> Instructions for the task: Please tally the lines of the listing that follows where the word "html" appears, and reply with the number only.

> Listed entries:
============

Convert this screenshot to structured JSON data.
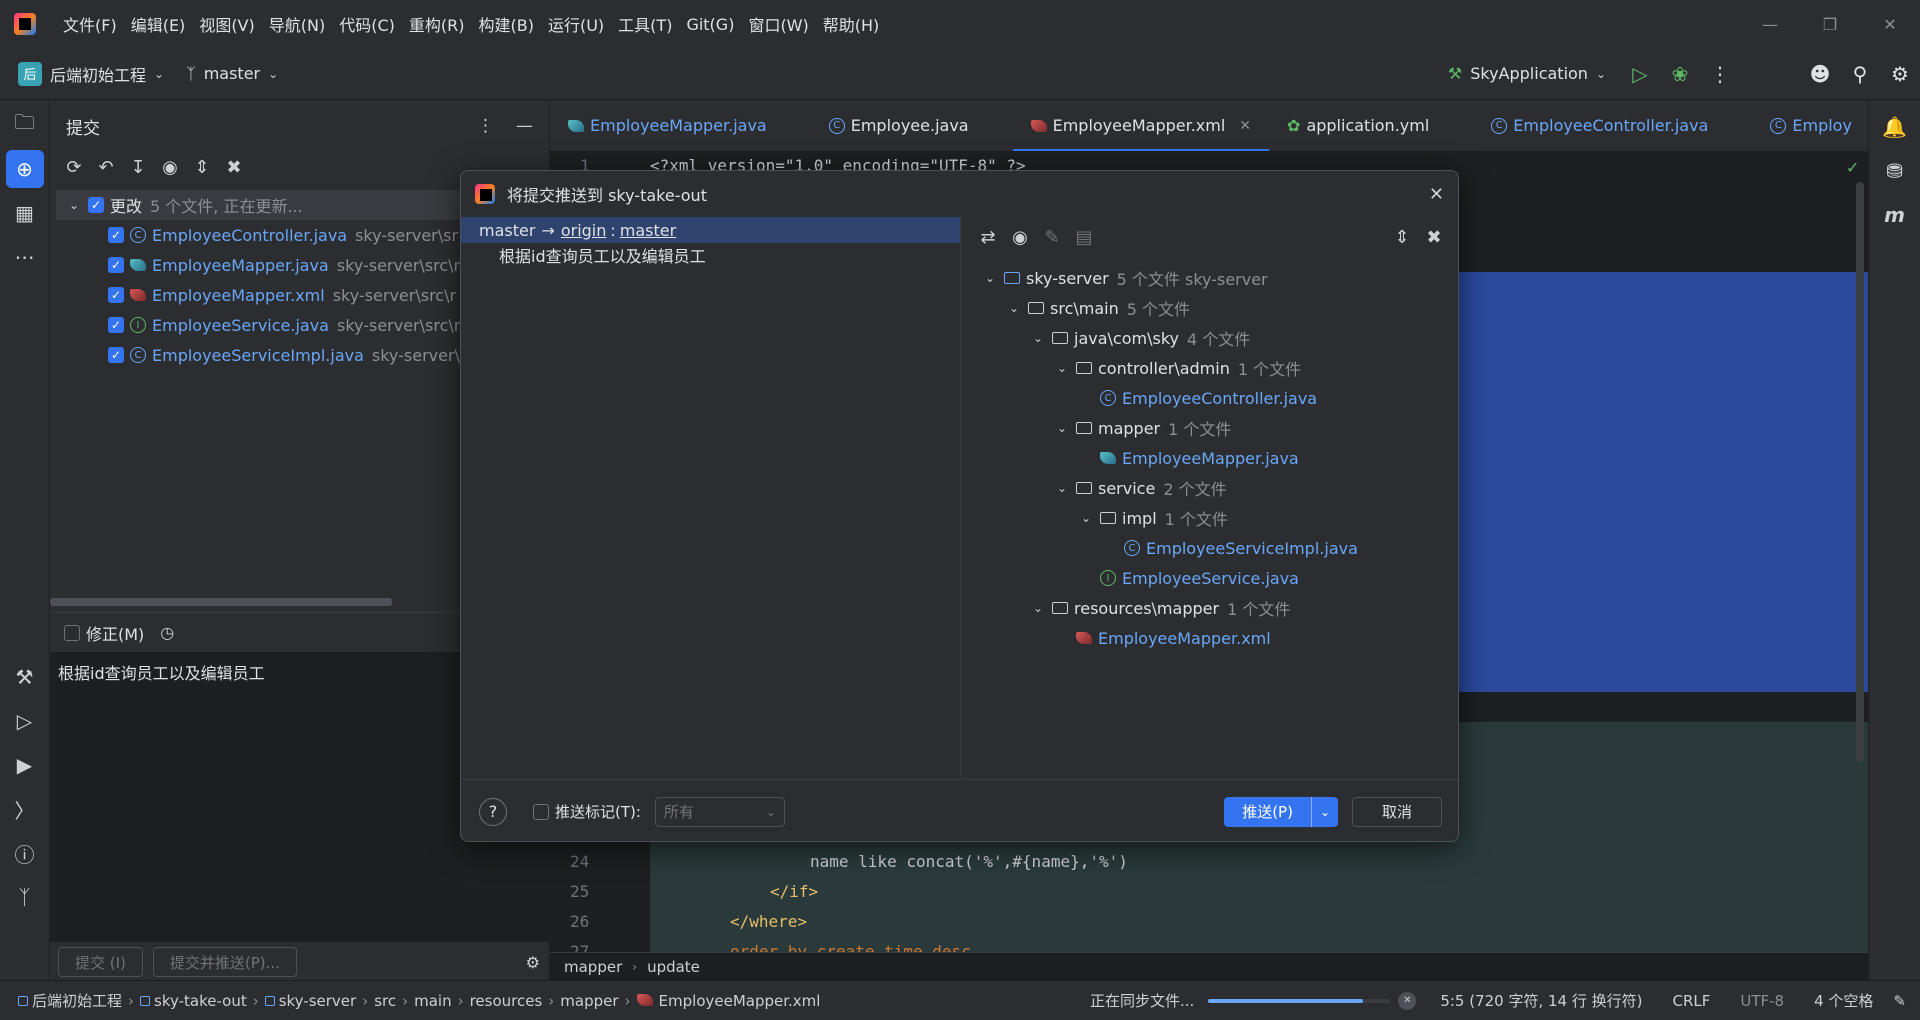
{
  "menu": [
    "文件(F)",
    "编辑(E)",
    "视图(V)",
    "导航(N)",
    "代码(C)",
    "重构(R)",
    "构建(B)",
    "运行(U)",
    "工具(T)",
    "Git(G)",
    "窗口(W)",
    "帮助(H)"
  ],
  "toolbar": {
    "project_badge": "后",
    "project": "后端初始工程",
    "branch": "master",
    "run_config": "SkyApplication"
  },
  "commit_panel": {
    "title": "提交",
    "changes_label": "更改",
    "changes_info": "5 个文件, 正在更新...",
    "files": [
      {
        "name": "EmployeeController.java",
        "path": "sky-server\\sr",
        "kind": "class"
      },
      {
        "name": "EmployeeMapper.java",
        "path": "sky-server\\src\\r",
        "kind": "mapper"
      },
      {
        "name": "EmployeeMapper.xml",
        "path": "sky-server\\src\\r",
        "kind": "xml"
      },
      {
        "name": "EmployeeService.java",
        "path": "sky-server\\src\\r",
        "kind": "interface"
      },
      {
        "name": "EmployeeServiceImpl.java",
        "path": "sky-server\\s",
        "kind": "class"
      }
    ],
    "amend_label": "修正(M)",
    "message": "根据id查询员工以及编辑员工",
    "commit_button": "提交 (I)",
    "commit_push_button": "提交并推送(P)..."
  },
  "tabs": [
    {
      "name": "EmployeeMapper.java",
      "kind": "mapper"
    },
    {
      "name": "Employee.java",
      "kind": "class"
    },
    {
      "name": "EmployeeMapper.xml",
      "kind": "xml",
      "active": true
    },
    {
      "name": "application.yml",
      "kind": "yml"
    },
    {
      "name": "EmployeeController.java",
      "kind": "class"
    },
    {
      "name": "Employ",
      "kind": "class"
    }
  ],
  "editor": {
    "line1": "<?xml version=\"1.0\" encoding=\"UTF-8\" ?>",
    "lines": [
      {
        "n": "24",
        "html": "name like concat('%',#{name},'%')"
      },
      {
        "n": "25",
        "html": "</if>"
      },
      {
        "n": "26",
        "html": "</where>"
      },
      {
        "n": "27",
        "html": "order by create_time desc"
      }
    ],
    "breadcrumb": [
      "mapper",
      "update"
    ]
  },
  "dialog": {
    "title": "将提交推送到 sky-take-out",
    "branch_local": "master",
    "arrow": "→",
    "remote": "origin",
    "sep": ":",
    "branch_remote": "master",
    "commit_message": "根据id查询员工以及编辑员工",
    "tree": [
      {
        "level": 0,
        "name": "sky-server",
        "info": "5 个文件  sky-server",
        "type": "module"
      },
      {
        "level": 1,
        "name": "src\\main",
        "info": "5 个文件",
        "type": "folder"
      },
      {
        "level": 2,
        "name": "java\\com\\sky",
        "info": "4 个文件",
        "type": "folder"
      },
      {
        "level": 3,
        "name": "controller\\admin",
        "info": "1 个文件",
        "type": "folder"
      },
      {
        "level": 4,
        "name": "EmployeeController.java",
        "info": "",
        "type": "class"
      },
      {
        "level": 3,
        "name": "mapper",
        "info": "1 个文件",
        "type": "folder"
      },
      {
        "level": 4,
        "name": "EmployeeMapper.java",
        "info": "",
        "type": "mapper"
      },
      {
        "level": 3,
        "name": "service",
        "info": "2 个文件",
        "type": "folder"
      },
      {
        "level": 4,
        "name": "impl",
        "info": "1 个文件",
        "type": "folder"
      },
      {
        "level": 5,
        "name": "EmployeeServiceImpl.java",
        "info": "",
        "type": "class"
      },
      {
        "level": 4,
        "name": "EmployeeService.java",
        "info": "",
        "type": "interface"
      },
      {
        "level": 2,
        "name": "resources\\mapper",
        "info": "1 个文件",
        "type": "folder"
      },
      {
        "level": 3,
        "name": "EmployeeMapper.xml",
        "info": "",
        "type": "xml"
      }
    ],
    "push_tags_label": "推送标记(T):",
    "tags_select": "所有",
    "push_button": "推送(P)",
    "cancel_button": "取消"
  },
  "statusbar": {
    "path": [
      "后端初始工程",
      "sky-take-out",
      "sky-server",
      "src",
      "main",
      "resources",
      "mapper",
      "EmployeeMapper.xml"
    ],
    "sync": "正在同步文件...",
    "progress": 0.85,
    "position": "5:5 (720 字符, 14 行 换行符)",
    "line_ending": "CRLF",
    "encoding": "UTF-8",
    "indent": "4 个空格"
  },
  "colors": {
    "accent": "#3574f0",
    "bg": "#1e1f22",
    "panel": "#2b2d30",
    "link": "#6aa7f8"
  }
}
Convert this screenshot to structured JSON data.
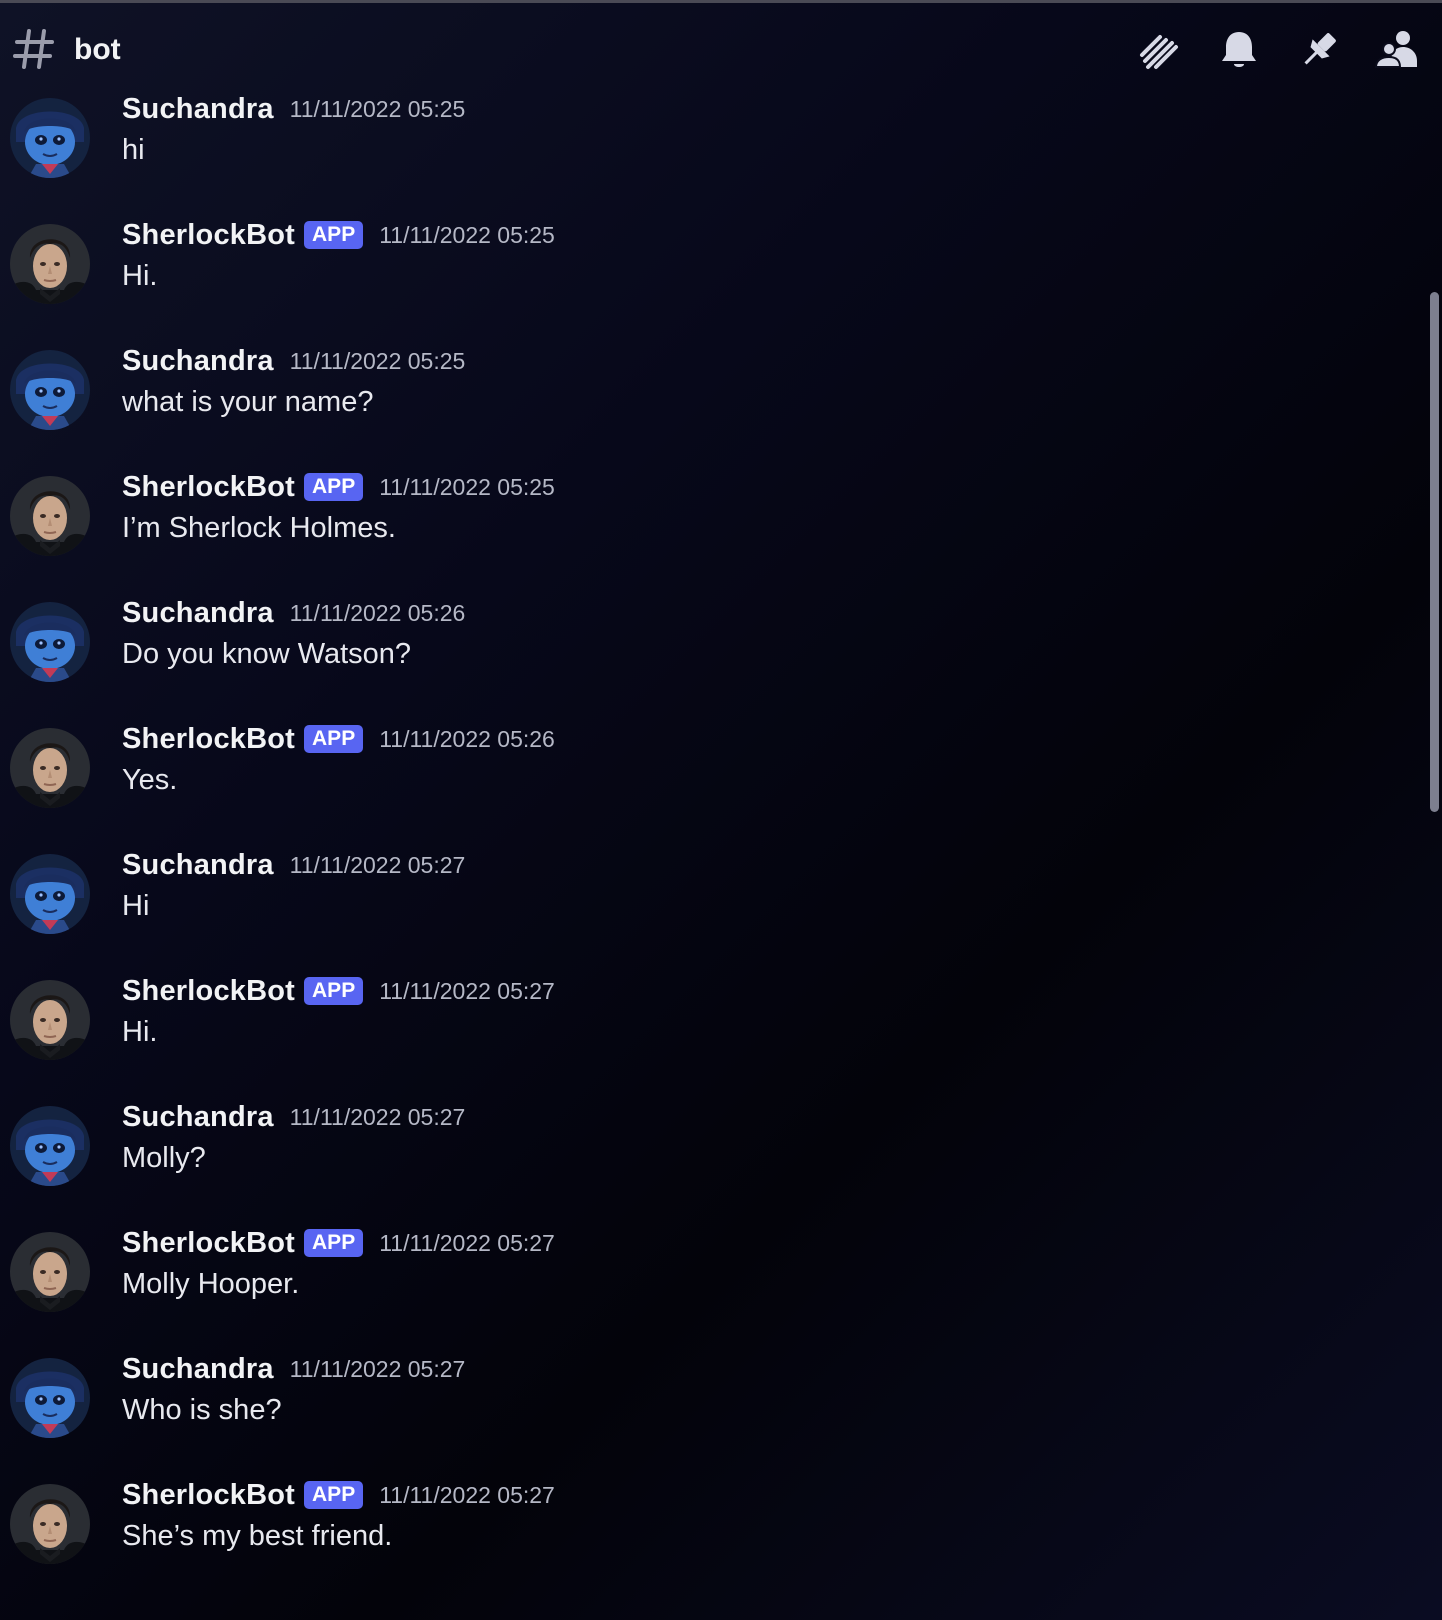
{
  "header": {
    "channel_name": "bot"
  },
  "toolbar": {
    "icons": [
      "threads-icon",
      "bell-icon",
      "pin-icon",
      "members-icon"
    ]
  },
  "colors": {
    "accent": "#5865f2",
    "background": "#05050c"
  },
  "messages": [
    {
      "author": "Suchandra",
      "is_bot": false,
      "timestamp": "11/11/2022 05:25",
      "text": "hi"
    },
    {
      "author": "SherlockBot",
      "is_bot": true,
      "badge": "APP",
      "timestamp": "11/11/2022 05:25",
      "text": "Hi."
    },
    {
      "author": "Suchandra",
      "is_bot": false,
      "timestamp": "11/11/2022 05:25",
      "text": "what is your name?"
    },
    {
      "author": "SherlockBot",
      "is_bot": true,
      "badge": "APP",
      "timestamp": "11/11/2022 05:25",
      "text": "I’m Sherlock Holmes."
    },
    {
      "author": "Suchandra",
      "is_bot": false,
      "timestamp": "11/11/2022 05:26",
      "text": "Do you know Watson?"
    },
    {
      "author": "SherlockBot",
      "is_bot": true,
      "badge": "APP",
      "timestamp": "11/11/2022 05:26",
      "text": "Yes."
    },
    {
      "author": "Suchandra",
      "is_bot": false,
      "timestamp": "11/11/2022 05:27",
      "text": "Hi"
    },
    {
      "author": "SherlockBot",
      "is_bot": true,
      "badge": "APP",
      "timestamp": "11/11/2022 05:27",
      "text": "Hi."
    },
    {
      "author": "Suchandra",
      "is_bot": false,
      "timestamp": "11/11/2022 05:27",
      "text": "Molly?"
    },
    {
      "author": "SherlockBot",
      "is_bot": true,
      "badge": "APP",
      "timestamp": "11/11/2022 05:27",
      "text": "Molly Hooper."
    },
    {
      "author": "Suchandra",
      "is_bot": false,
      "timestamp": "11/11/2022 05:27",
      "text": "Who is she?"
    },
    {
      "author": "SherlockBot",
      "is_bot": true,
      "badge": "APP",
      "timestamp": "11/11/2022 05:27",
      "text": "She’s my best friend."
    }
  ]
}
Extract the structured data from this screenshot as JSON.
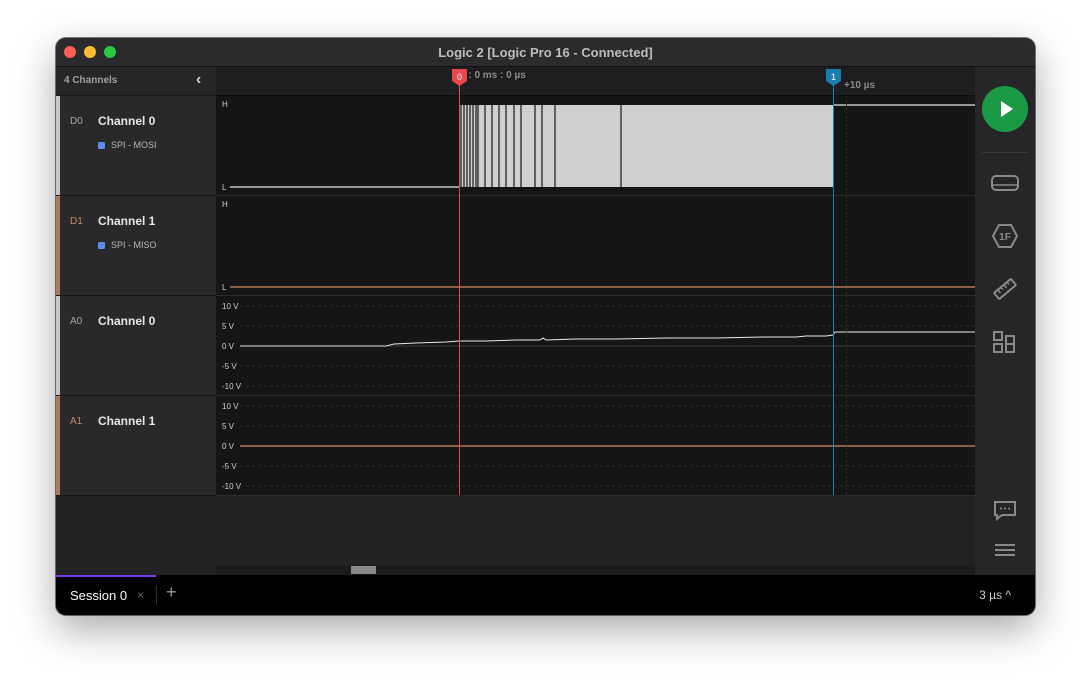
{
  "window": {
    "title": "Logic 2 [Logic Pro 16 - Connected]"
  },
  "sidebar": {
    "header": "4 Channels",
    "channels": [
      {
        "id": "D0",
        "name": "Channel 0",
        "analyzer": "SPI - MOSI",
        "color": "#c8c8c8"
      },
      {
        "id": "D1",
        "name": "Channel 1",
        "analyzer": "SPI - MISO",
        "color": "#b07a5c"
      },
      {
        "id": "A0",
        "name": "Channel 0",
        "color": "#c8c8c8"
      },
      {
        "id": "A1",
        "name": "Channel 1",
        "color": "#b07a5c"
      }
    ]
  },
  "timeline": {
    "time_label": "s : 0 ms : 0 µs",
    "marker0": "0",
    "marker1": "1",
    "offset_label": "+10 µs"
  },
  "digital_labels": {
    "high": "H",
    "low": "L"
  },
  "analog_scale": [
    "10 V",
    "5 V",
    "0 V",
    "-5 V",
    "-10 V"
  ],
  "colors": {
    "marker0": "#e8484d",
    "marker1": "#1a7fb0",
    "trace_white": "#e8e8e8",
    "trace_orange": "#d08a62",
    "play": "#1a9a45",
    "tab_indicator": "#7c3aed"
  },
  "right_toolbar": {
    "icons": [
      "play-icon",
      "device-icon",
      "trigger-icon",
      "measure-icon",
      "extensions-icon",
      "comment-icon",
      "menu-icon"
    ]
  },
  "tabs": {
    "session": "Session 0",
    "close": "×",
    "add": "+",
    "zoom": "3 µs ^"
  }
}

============

> Task answer: 4